» **TO DO**
Would you restate every entry below word for word? Leave out the pictures.

» **EXTRACTED DATA**
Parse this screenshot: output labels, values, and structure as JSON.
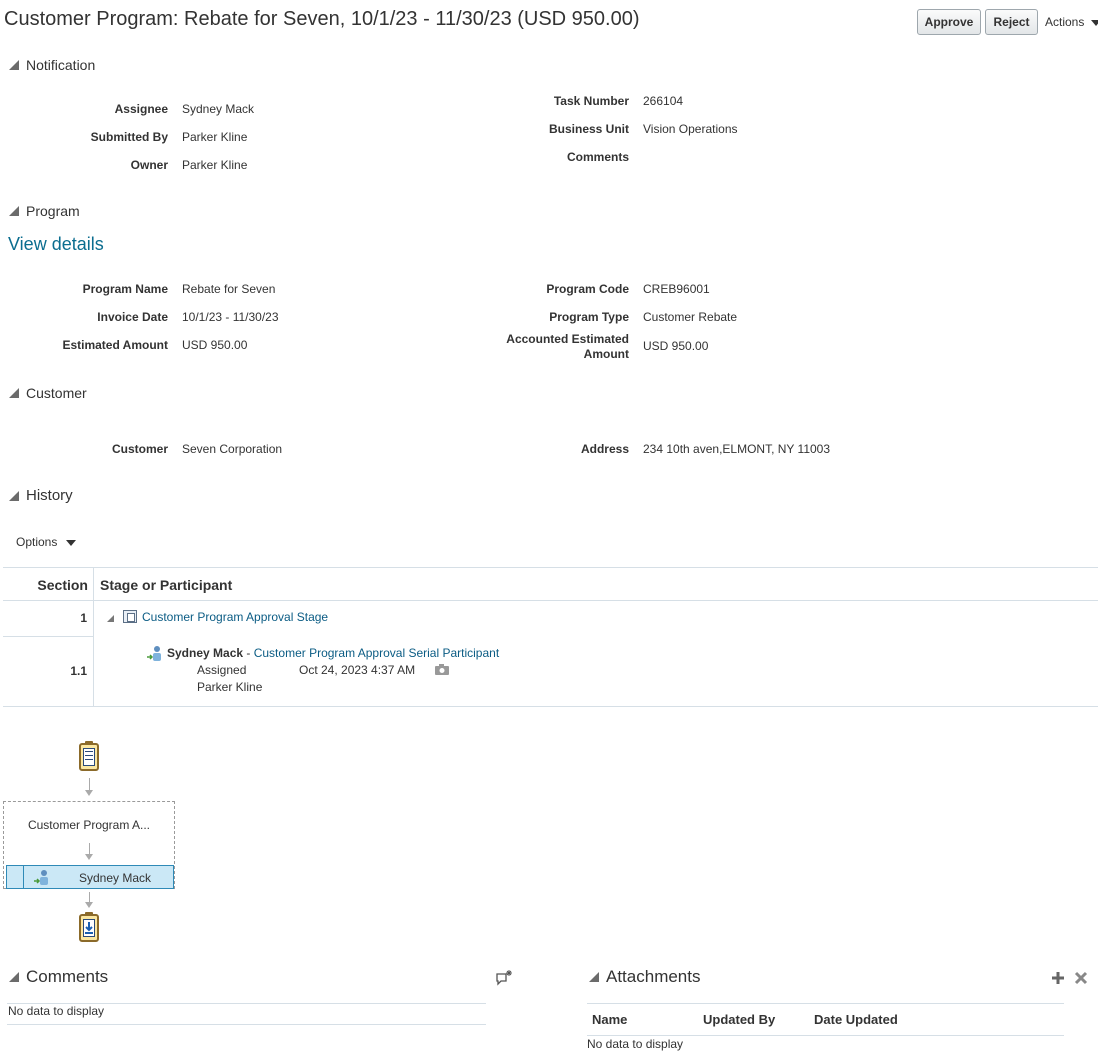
{
  "header": {
    "title": "Customer Program: Rebate for Seven, 10/1/23 - 11/30/23 (USD 950.00)",
    "approve_label": "Approve",
    "reject_label": "Reject",
    "actions_label": "Actions"
  },
  "notification": {
    "heading": "Notification",
    "assignee_label": "Assignee",
    "assignee": "Sydney Mack",
    "submitted_by_label": "Submitted By",
    "submitted_by": "Parker Kline",
    "owner_label": "Owner",
    "owner": "Parker Kline",
    "task_number_label": "Task Number",
    "task_number": "266104",
    "business_unit_label": "Business Unit",
    "business_unit": "Vision Operations",
    "comments_label": "Comments",
    "comments": ""
  },
  "program": {
    "heading": "Program",
    "view_details": "View details",
    "program_name_label": "Program Name",
    "program_name": "Rebate for Seven",
    "invoice_date_label": "Invoice Date",
    "invoice_date": "10/1/23 - 11/30/23",
    "estimated_amount_label": "Estimated Amount",
    "estimated_amount": "USD 950.00",
    "program_code_label": "Program Code",
    "program_code": "CREB96001",
    "program_type_label": "Program Type",
    "program_type": "Customer Rebate",
    "accounted_label_1": "Accounted Estimated",
    "accounted_label_2": "Amount",
    "accounted_amount": "USD 950.00"
  },
  "customer": {
    "heading": "Customer",
    "customer_label": "Customer",
    "customer": "Seven Corporation",
    "address_label": "Address",
    "address": "234 10th aven,ELMONT, NY 11003"
  },
  "history": {
    "heading": "History",
    "options_label": "Options",
    "col_section": "Section",
    "col_stage": "Stage or Participant",
    "rows": [
      {
        "section": "1",
        "stage": "Customer Program Approval Stage"
      },
      {
        "section": "1.1",
        "participant_name": "Sydney Mack",
        "separator": " - ",
        "participant_role": "Customer Program Approval Serial Participant",
        "status": "Assigned",
        "date": "Oct 24, 2023 4:37 AM",
        "by": "Parker Kline"
      }
    ],
    "diagram": {
      "stage_label": "Customer Program A...",
      "participant_label": "Sydney Mack"
    }
  },
  "comments": {
    "heading": "Comments",
    "empty_text": "No data to display"
  },
  "attachments": {
    "heading": "Attachments",
    "col_name": "Name",
    "col_updated_by": "Updated By",
    "col_date_updated": "Date Updated",
    "empty_text": "No data to display"
  },
  "colors": {
    "link": "#0b5c84",
    "view_details": "#0b6d8f",
    "selected_participant_bg": "#cbe8f6",
    "selected_participant_border": "#2f8ab7"
  }
}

» **WRITTEN RESPONSE**
Parse this screenshot: output labels, values, and structure as JSON.
{
  "header": {
    "title": "Customer Program: Rebate for Seven, 10/1/23 - 11/30/23 (USD 950.00)",
    "approve_label": "Approve",
    "reject_label": "Reject",
    "actions_label": "Actions"
  },
  "notification": {
    "heading": "Notification",
    "assignee_label": "Assignee",
    "assignee": "Sydney Mack",
    "submitted_by_label": "Submitted By",
    "submitted_by": "Parker Kline",
    "owner_label": "Owner",
    "owner": "Parker Kline",
    "task_number_label": "Task Number",
    "task_number": "266104",
    "business_unit_label": "Business Unit",
    "business_unit": "Vision Operations",
    "comments_label": "Comments",
    "comments": ""
  },
  "program": {
    "heading": "Program",
    "view_details": "View details",
    "program_name_label": "Program Name",
    "program_name": "Rebate for Seven",
    "invoice_date_label": "Invoice Date",
    "invoice_date": "10/1/23 - 11/30/23",
    "estimated_amount_label": "Estimated Amount",
    "estimated_amount": "USD 950.00",
    "program_code_label": "Program Code",
    "program_code": "CREB96001",
    "program_type_label": "Program Type",
    "program_type": "Customer Rebate",
    "accounted_label_1": "Accounted Estimated",
    "accounted_label_2": "Amount",
    "accounted_amount": "USD 950.00"
  },
  "customer": {
    "heading": "Customer",
    "customer_label": "Customer",
    "customer": "Seven Corporation",
    "address_label": "Address",
    "address": "234 10th aven,ELMONT, NY 11003"
  },
  "history": {
    "heading": "History",
    "options_label": "Options",
    "col_section": "Section",
    "col_stage": "Stage or Participant",
    "rows": [
      {
        "section": "1",
        "stage": "Customer Program Approval Stage"
      },
      {
        "section": "1.1",
        "participant_name": "Sydney Mack",
        "separator": " - ",
        "participant_role": "Customer Program Approval Serial Participant",
        "status": "Assigned",
        "date": "Oct 24, 2023 4:37 AM",
        "by": "Parker Kline"
      }
    ],
    "diagram": {
      "stage_label": "Customer Program A...",
      "participant_label": "Sydney Mack"
    }
  },
  "comments": {
    "heading": "Comments",
    "empty_text": "No data to display"
  },
  "attachments": {
    "heading": "Attachments",
    "col_name": "Name",
    "col_updated_by": "Updated By",
    "col_date_updated": "Date Updated",
    "empty_text": "No data to display"
  },
  "colors": {
    "link": "#0b5c84",
    "view_details": "#0b6d8f",
    "selected_participant_bg": "#cbe8f6",
    "selected_participant_border": "#2f8ab7"
  }
}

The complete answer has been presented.